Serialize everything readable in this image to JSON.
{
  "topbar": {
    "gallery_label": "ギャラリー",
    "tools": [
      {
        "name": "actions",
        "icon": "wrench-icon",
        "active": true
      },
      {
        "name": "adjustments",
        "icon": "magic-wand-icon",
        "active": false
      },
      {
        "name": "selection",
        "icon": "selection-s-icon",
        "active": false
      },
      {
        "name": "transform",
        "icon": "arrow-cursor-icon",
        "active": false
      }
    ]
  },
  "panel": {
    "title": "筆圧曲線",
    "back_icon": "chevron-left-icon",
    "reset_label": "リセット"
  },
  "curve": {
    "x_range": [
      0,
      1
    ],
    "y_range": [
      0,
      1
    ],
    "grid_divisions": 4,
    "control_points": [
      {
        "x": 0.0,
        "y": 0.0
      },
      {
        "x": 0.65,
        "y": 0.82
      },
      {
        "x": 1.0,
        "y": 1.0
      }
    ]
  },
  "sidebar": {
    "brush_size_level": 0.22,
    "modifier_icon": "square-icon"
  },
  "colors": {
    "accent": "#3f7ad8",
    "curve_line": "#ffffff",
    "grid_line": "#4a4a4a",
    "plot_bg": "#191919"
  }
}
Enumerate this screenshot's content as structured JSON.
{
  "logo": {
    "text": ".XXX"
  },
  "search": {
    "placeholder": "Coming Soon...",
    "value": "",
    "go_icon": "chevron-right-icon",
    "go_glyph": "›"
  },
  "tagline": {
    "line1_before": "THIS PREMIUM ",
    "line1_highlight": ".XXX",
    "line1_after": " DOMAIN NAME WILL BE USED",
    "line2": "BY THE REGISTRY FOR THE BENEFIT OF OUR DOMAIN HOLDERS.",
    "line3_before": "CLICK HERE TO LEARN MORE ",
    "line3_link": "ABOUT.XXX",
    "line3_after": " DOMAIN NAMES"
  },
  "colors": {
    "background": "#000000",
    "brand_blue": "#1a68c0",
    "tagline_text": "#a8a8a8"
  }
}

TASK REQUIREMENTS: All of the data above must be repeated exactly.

ANSWER TO THIS TASK:
Serialize everything readable in this image to JSON.
{
  "topbar": {
    "gallery_label": "ギャラリー",
    "tools": [
      {
        "name": "actions",
        "icon": "wrench-icon",
        "active": true
      },
      {
        "name": "adjustments",
        "icon": "magic-wand-icon",
        "active": false
      },
      {
        "name": "selection",
        "icon": "selection-s-icon",
        "active": false
      },
      {
        "name": "transform",
        "icon": "arrow-cursor-icon",
        "active": false
      }
    ]
  },
  "panel": {
    "title": "筆圧曲線",
    "back_icon": "chevron-left-icon",
    "reset_label": "リセット"
  },
  "curve": {
    "x_range": [
      0,
      1
    ],
    "y_range": [
      0,
      1
    ],
    "grid_divisions": 4,
    "control_points": [
      {
        "x": 0.0,
        "y": 0.0
      },
      {
        "x": 0.65,
        "y": 0.82
      },
      {
        "x": 1.0,
        "y": 1.0
      }
    ]
  },
  "sidebar": {
    "brush_size_level": 0.22,
    "modifier_icon": "square-icon"
  },
  "colors": {
    "accent": "#3f7ad8",
    "curve_line": "#ffffff",
    "grid_line": "#4a4a4a",
    "plot_bg": "#191919"
  }
}
Enumerate this screenshot's content as structured JSON.
{
  "logo": {
    "text": ".XXX"
  },
  "search": {
    "placeholder": "Coming Soon...",
    "value": "",
    "go_icon": "chevron-right-icon",
    "go_glyph": "›"
  },
  "tagline": {
    "line1_before": "THIS PREMIUM ",
    "line1_highlight": ".XXX",
    "line1_after": " DOMAIN NAME WILL BE USED",
    "line2": "BY THE REGISTRY FOR THE BENEFIT OF OUR DOMAIN HOLDERS.",
    "line3_before": "CLICK HERE TO LEARN MORE ",
    "line3_link": "ABOUT.XXX",
    "line3_after": " DOMAIN NAMES"
  },
  "colors": {
    "background": "#000000",
    "brand_blue": "#1a68c0",
    "tagline_text": "#a8a8a8"
  }
}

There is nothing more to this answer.